MANUFACTURING unions warned photographic giant Kodak yesterday that they will not sit back and watch the "deindustrialisation of Britain" after the company axed 600 jobs.
Kodak plans to shut its photo film finishing plant at Annesley near Nottingham with the loss of 350 jobs and close part of its operations at its site in Harrow, Middlesex, reducing the 1,350-strong workforce by 250 people.
The Annesley factory will close in a year's time, while the Middlesex cuts will take place by March, with Harrow eventually becoming the headquarters for all of Kodak's British operations.
The company claimed that it is looking to reduce its global facilities by about one-third over three years, because there is a "fundamental shift in customer and consumer behaviour" taking place in the face of the rising popularity of digital photography.
However, T&G and amicus pointed out that the redundancy proposals are in direct conflict with Kodak's recent policy of moving production out of the US, with the news appearing to signal an intention by the firm to move jobs from Britain to the US.
Amicus official Joe McGowan said that the shop stewards are fully committed to supporting every single one of their members in Harrow and Annesley.
He said that neither union could countenance this latest blow to Britain's beleaguered manufacturing base.
T&G branch secretary Peter Allsopp agreed, saying: "Not one union member in Kodak will be forced to walk the plank because of the company's proposals.
"We will ensure that any job losses will be on a voluntary basis first for our Harrow members," he added.
T&G national secretary for manufacturing Jim Mowatt said that the news was "a direct consequence of the economic policy of 'Tony and the Blairnisconis'" and the government's failure to protect the sector.
But Kodak managing director Peter Blackwell said that the simple fact is that customer and consumer preferences are changing and demand for traditional products such as film and paper has fallen with the rising popularity of digital photography.
"These have been difficult decisions to take and are no reflection on the highly valued work performed by our employees," he claimed.
Fire Minister Brandon Lewis probably had a fair idea what Sir Ken Knight would deliver when he asked him to conduct an "independent" report into fire and rescue services in England.

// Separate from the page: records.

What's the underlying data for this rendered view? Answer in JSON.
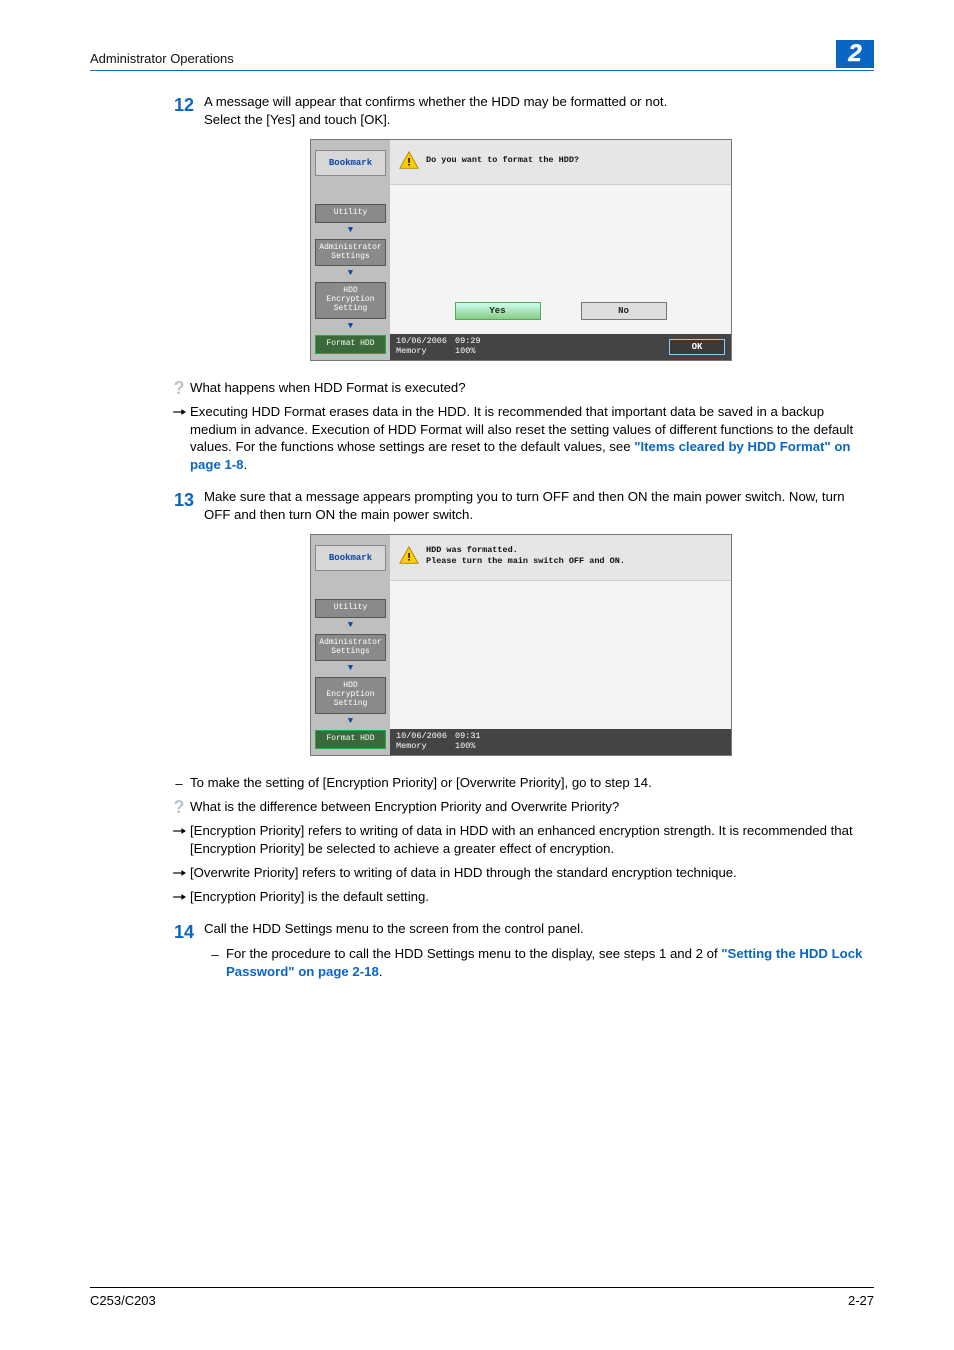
{
  "header": {
    "title": "Administrator Operations",
    "chapter": "2"
  },
  "step12": {
    "num": "12",
    "text1": "A message will appear that confirms whether the HDD may be formatted or not.",
    "text2": "Select the [Yes] and touch [OK]."
  },
  "screenshot1": {
    "bookmark": "Bookmark",
    "nav": {
      "utility": "Utility",
      "admin": "Administrator Settings",
      "hddenc": "HDD Encryption Setting",
      "format": "Format HDD"
    },
    "message": "Do you want to format the HDD?",
    "yes": "Yes",
    "no": "No",
    "date": "10/06/2006",
    "time": "09:29",
    "memlabel": "Memory",
    "mem": "100%",
    "ok": "OK"
  },
  "notes12": {
    "q": "What happens when HDD Format is executed?",
    "a": "Executing HDD Format erases data in the HDD. It is recommended that important data be saved in a backup medium in advance. Execution of HDD Format will also reset the setting values of different functions to the default values. For the functions whose settings are reset to the default values, see ",
    "link": "\"Items cleared by HDD Format\" on page 1-8",
    "end": "."
  },
  "step13": {
    "num": "13",
    "text": "Make sure that a message appears prompting you to turn OFF and then ON the main power switch. Now, turn OFF and then turn ON the main power switch."
  },
  "screenshot2": {
    "message1": "HDD was formatted.",
    "message2": "Please turn the main switch OFF and ON.",
    "date": "10/06/2006",
    "time": "09:31",
    "memlabel": "Memory",
    "mem": "100%"
  },
  "notes13": {
    "d1": "To make the setting of [Encryption Priority] or [Overwrite Priority], go to step 14.",
    "q": "What is the difference between Encryption Priority and Overwrite Priority?",
    "a1": "[Encryption Priority] refers to writing of data in HDD with an enhanced encryption strength. It is recommended that [Encryption Priority] be selected to achieve a greater effect of encryption.",
    "a2": "[Overwrite Priority] refers to writing of data in HDD through the standard encryption technique.",
    "a3": "[Encryption Priority] is the default setting."
  },
  "step14": {
    "num": "14",
    "text": "Call the HDD Settings menu to the screen from the control panel.",
    "d1a": "For the procedure to call the HDD Settings menu to the display, see steps 1 and 2 of ",
    "link": "\"Setting the HDD Lock Password\" on page 2-18",
    "d1b": "."
  },
  "footer": {
    "model": "C253/C203",
    "page": "2-27"
  }
}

As LGBT activists worldwide celebrate anti-homophobia day we are reminded of prevailing prejudice
Bradford has seen the launch of a new campaign to battle the sources of child sex exploitation - and combat far-right bids to make it a racial issue